In 2012, I moved across the country and joined two different music teachers associations. One of these associations held certain education and experience requirements for joining, a foreign concept that disturbed and continues to disturb me. Not that I had any trouble joining – my qualifications are more than solid. And granted, the requirements for this particular organization are vague: applicants “shall present satisfactory qualifications” and shall have “proper training.” I suppose this gives board members the ability to approve those with no training at all since it all depends on what the working definitions of “proper” and “satisfactory” are on that day of the board meeting, and as I understand, the board apparently does work with very generous definitions of these words since they have never rejected a single applicant. Still, I find qualification prerequisites hugely bothersome, even if they are theoretical and never actually applied. If they are never applied, they should be disposed of for that reason alone, not to mention this wording probably does deter some teachers from applying in the first place. But even aside from that, this wording should be disposed of for a much bigger reason: Music teacher associations ought to be hospitals for teachers in need, not just stages for great teachers and their students to be showcased.
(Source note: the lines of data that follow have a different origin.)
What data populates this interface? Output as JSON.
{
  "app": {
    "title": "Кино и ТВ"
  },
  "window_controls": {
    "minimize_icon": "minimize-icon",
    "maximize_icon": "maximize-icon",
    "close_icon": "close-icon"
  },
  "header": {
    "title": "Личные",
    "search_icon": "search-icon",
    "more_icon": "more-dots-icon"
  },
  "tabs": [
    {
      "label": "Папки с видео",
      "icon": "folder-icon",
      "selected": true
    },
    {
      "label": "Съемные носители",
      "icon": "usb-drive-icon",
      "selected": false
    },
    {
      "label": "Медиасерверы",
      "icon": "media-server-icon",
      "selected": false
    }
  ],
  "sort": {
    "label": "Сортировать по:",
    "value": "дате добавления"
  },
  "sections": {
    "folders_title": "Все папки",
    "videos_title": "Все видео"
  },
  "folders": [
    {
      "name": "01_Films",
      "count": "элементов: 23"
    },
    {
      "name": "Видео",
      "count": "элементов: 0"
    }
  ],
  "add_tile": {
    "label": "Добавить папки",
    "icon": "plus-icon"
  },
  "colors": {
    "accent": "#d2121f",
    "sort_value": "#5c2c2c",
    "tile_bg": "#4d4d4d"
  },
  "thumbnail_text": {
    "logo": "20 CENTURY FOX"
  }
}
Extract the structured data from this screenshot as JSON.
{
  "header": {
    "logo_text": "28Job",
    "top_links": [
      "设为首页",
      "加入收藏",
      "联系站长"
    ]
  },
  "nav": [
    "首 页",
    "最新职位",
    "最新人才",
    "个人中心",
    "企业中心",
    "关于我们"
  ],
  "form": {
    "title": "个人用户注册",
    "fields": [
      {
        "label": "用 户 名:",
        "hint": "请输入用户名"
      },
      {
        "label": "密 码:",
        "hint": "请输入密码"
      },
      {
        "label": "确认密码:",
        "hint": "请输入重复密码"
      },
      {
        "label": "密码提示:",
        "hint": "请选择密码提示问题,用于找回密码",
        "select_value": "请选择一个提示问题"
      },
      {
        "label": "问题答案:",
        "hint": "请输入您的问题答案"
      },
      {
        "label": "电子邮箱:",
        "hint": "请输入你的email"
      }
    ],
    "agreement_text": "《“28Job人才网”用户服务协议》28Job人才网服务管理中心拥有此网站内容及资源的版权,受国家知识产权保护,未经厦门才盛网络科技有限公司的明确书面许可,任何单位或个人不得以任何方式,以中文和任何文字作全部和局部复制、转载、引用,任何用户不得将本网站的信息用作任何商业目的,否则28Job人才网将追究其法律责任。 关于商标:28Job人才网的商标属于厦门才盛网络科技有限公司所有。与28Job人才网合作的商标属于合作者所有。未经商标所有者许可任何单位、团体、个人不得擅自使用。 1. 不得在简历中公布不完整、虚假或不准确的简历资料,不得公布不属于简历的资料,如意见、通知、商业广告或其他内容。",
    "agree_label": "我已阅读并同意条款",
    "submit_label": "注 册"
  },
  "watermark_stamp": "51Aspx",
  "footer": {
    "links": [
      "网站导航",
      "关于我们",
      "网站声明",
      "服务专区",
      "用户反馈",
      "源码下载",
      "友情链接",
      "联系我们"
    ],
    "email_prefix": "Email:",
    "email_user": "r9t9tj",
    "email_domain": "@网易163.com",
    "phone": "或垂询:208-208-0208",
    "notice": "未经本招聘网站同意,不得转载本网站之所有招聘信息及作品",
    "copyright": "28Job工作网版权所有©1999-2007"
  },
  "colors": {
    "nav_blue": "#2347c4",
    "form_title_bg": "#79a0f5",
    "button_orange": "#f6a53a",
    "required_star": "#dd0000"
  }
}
Get any group of 100 private music teachers into the same room, and more than likely a few of their discussions will find their way to the passionate subject of make-up lesson policy. Why such passion over something that seems so mundane? The passion comes out most often as a natural result of conflict teachers experience with their own clients. I do agree that we have all had the misfortune of serving clients who are difficult to please, but I believe teachers are more often to blame for this conflict than most of them would admit, and this proposition runs contrary to what I generally hear promoted within the teaching community (journals, conferences, blogs, and forums). Some make-up lesson policies, such as the no-make-up lesson policy, are so unfair that the resulting poisonous disputes within Continue reading →
In my previous article, How Music Teacher Directories Hurt Private Music Teachers, I began with the same quote and compared music teacher directories to farmers using cows for milk (and to the mafia demanding pay for protection against themselves). If those comparisons seem wild and crazy, be sure to read the article to find out why they are not. In that article, I promised to discuss another example of how certain business people exploit private music teachers.
Giving lessons in a music store is one of the best ways to start out teaching. Teachers pay an hourly or monthly fee to rent a teaching studio in a store. A teacher usually gets a considerable number of referrals from this, and stores also benefit from this deal since teachers bring a lot of people into their stores every week, generating sheet music sales and instrument rentals. Perhaps most importantly, it creates great loyalty between teachers and stores. Even after leaving a music store I taught at for several years, I remained loyal to this store, sending them a great deal of sheet music and piano purchase business.
Unfortunately, many stores take it further than the simple rental scenario: they take Continue reading →
I’m not sure where this quote originates, but I heard it in a Leverage episode from season 3 titled, “The Studio Job.” The context in this case was to ask, “Why write songs yourself when you can steal others’ songs and sing them?” In other words, it’s more profitable to let others work for you than to do the work yourself. This abuse can surely be found in every profession, but I’d like to discuss one way it manifests in the context of private music lessons. Continue reading →